MATERIAL FOR THIS EXERCISE:

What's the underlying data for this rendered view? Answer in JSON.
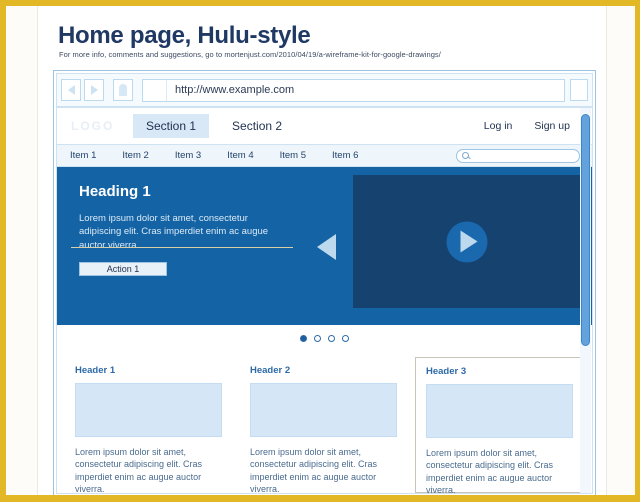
{
  "document": {
    "title": "Home page, Hulu-style",
    "subtitle": "For more info, comments and suggestions, go to mortenjust.com/2010/04/19/a-wireframe-kit-for-google-drawings/"
  },
  "browser": {
    "back_icon": "back-arrow-icon",
    "forward_icon": "forward-arrow-icon",
    "stop_icon": "stop-icon",
    "url_value": "http://www.example.com"
  },
  "site_header": {
    "logo": "LOGO",
    "sections": [
      {
        "label": "Section 1",
        "active": true
      },
      {
        "label": "Section 2",
        "active": false
      }
    ],
    "login_label": "Log in",
    "signup_label": "Sign up"
  },
  "subnav": {
    "items": [
      "Item 1",
      "Item 2",
      "Item 3",
      "Item 4",
      "Item 5",
      "Item 6"
    ],
    "search_icon": "search-icon",
    "search_value": ""
  },
  "hero": {
    "heading": "Heading 1",
    "body": "Lorem ipsum dolor sit amet, consectetur adipiscing elit. Cras imperdiet enim ac augue auctor viverra.",
    "action_label": "Action 1",
    "play_icon": "play-icon",
    "prev_icon": "carousel-prev-icon",
    "next_icon": "carousel-next-icon"
  },
  "carousel": {
    "dots": [
      true,
      false,
      false,
      false
    ]
  },
  "columns": [
    {
      "header": "Header 1",
      "body": "Lorem ipsum dolor sit amet, consectetur adipiscing elit. Cras imperdiet enim ac augue auctor viverra.",
      "selected": false
    },
    {
      "header": "Header 2",
      "body": "Lorem ipsum dolor sit amet, consectetur adipiscing elit. Cras imperdiet enim ac augue auctor viverra.",
      "selected": false
    },
    {
      "header": "Header 3",
      "body": "Lorem ipsum dolor sit amet, consectetur adipiscing elit. Cras imperdiet enim ac augue auctor viverra.",
      "selected": true
    }
  ],
  "colors": {
    "frame": "#e3b827",
    "hero_bg": "#1464a5",
    "video_bg": "#16426f",
    "accent_blue": "#2e6aa8",
    "title_navy": "#1f3864",
    "scrollbar": "#63a2dc"
  }
}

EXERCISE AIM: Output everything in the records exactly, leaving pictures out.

TASK OUTPUT:
What's the underlying data for this rendered view? Answer in JSON.
{
  "document": {
    "title": "Home page, Hulu-style",
    "subtitle": "For more info, comments and suggestions, go to mortenjust.com/2010/04/19/a-wireframe-kit-for-google-drawings/"
  },
  "browser": {
    "back_icon": "back-arrow-icon",
    "forward_icon": "forward-arrow-icon",
    "stop_icon": "stop-icon",
    "url_value": "http://www.example.com"
  },
  "site_header": {
    "logo": "LOGO",
    "sections": [
      {
        "label": "Section 1",
        "active": true
      },
      {
        "label": "Section 2",
        "active": false
      }
    ],
    "login_label": "Log in",
    "signup_label": "Sign up"
  },
  "subnav": {
    "items": [
      "Item 1",
      "Item 2",
      "Item 3",
      "Item 4",
      "Item 5",
      "Item 6"
    ],
    "search_icon": "search-icon",
    "search_value": ""
  },
  "hero": {
    "heading": "Heading 1",
    "body": "Lorem ipsum dolor sit amet, consectetur adipiscing elit. Cras imperdiet enim ac augue auctor viverra.",
    "action_label": "Action 1",
    "play_icon": "play-icon",
    "prev_icon": "carousel-prev-icon",
    "next_icon": "carousel-next-icon"
  },
  "carousel": {
    "dots": [
      true,
      false,
      false,
      false
    ]
  },
  "columns": [
    {
      "header": "Header 1",
      "body": "Lorem ipsum dolor sit amet, consectetur adipiscing elit. Cras imperdiet enim ac augue auctor viverra.",
      "selected": false
    },
    {
      "header": "Header 2",
      "body": "Lorem ipsum dolor sit amet, consectetur adipiscing elit. Cras imperdiet enim ac augue auctor viverra.",
      "selected": false
    },
    {
      "header": "Header 3",
      "body": "Lorem ipsum dolor sit amet, consectetur adipiscing elit. Cras imperdiet enim ac augue auctor viverra.",
      "selected": true
    }
  ],
  "colors": {
    "frame": "#e3b827",
    "hero_bg": "#1464a5",
    "video_bg": "#16426f",
    "accent_blue": "#2e6aa8",
    "title_navy": "#1f3864",
    "scrollbar": "#63a2dc"
  }
}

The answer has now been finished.